Saudi-led warplanes carry out a second day of airstrikes in Yemen

Saudi-led warplanes carry out a second day of airstrikes in Yemen
Yemeni men tend to the wounded in a pickup in the southern port city of Aden on March 26. (Saleh Al-Obeidi / AFP/Getty Images)

Saudi-led warplanes pounded military installations in Yemen on Friday in a campaign aimed at halting the advance of Shiite Muslim rebels and securing the return of President Abdu Rabu Mansour Hadi, who has fled the country.

Some of the targets are located in or near residential areas and there have been reports of civilian casualties. As many as 20 people were killed when a market was hit in the region of Saada, in the Houthi rebels' northern heartland, local authorities said.


Brig. Gen. Ahmed Asiri, a spokesman for the campaign dubbed "Operation Decisive Storm," told reporters in Saudi Arabia that the airstrikes were destroying rebel-held air defense systems, bases, aircraft and missiles.

He said there were no immediate plans for a ground assault, but the coalition assembled by the Saudis was ready "to deter any aggression of any kind."

Egyptian security officials told the Associated Press on Thursday that troops would invade from Saudi Arabia and from ships off the coast after Yemen's rebel-held defenses had been weakened.

Yemen's foreign minister, Riad Yassin, told Saudi-owned Al Arabiya television that he expected the campaign to be over in a matter of days and that Hadi would return after attending a weekend summit in Egypt.

He said one of the goals was to prevent Tehran from providing weapons and training to the rebels, saying he has seen proof that members of Iran's Revolutionary Guard Corps were in Yemen.

Both Iran and the rebels have denied such accusations, although they acknowledge that Tehran has provided diplomatic and logistic support.

The Saudi-led campaign has opened a new front in the rivalry between the region's main Sunni Muslim power, Saudi Arabia, and Shiite-led Iran.

The Saudis and their allies view the Houthi uprising as an attempt by Iran to put into power a proxy in Yemen, which shares a long, porous border with Saudi Arabia to the north.

During Friday prayers in the Saudi capital, Riyadh, preachers railed against the Houthis and their Iranian allies, describing the campaign as a religious obligation, news reports said.

In Tehran, Friday prayer leader Ayatollah Kazem Sadeghi condemned the "foreign military interference in Yemen" and offered condolences for the victims.

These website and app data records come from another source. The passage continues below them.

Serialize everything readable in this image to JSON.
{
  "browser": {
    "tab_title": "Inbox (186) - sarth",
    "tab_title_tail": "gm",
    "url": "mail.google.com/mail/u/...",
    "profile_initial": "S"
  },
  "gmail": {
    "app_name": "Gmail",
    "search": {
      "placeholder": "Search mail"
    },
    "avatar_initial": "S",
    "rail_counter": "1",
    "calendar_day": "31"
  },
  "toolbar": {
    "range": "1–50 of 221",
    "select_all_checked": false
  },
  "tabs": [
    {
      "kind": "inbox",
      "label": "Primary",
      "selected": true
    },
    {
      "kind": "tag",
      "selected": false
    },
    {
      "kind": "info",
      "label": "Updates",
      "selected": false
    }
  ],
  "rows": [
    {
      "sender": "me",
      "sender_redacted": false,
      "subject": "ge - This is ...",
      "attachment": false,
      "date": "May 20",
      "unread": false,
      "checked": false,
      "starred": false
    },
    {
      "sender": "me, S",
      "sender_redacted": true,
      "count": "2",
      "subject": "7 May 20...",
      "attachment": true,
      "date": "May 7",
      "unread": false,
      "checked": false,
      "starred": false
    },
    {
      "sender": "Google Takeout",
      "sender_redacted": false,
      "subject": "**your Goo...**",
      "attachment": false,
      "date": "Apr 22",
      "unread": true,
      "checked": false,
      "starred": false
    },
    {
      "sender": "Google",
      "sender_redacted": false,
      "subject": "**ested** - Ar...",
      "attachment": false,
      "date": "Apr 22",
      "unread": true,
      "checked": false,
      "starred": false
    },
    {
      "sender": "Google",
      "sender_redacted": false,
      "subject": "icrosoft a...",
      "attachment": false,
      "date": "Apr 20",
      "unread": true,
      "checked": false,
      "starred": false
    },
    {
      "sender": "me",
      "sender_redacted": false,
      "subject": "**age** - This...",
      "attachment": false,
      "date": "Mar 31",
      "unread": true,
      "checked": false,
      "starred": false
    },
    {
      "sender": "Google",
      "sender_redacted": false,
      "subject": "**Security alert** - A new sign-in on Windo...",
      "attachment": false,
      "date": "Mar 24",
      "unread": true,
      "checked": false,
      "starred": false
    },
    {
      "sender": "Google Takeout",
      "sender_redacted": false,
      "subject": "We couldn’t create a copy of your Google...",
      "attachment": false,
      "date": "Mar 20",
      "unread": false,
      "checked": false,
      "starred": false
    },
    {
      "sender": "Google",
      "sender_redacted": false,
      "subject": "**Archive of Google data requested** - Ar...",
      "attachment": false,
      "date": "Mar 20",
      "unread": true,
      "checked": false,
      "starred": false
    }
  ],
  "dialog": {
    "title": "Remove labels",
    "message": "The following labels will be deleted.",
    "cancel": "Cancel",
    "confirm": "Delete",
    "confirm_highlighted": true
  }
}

But he stopped short of calling for military aid to be sent to the Houthis.

Regional experts say Iran's leaders don't want to jeopardize sensitive talks with the United States and other world powers over Tehran's nuclear program.

Hadi has been a key ally of the U.S. in the fight against Al Qaeda's Yemen branch, the terrorist network's most dangerous affiliate. The United States is providing logistic and intelligence support to the Saudi-led campaign but is not taking direct military action in Yemen, officials say.

In a televised address late Thursday, the Houthi leader, Abdul-Malak Houthi, vowed that Yemenis would rise up against the Saudi-led campaign and defend their land.

Despite the airstrikes, Houthi forces continued to press south Friday, according to local reports.


Residents described fierce clashes between the fighters and forces loyal to Hadi in the southern port city of Aden, where the president sought refuge after Houthi rebels took over the capital, Sana.

Hadi reportedly fled the city by boat Wednesday, arriving in the Saudi capital the following day. On Friday, he continued to the Egyptian Red Sea resort of Sharm el Sheik, where an Arab summit is scheduled to begin Saturday.

In Sana, residents endured a second day of thundering bombardments Friday.

Mohammed Dubai said his children were scared; the young ones were crying. "You cannot tell or know what is happening exactly," he said.

Frustration was building in the city, where many families have fled neighborhoods that are close to military installations.

Murad Barakat said he opposed the Houthis but couldn't support a president who brought foreign troops into Yemen to destroy the country's defenses.

"I was against the Houthis with every meaning of the word, but now it's about our dignity," he said. "This attack was against all of us, north, south, east and west. "So if we don't show our solidarity now, then we are not even worth the missiles the Saudi keeps shelling us with."

Friday's targets included bases occupied by Republican Guard members loyal to Hadi's ousted predecessor, President Ali Abdullah Saleh, who has struck an alliance with the Houthi movement.

Airstrikes were also reported at Al Anad air base in the south, which had until recently been used by U.S. counter-terrorism forces. Rebel fighters seized the base Wednesday as they advanced toward Aden.

For more international news, follow @alexzavis on Twitter

Special correspondent Al-Alayaa reported from Sana and Times staff writer Zavis from Los Angeles. Special correspondents Ramin Mostaghim in Tehran  and Amro Hassan in Berlin contributed to this report.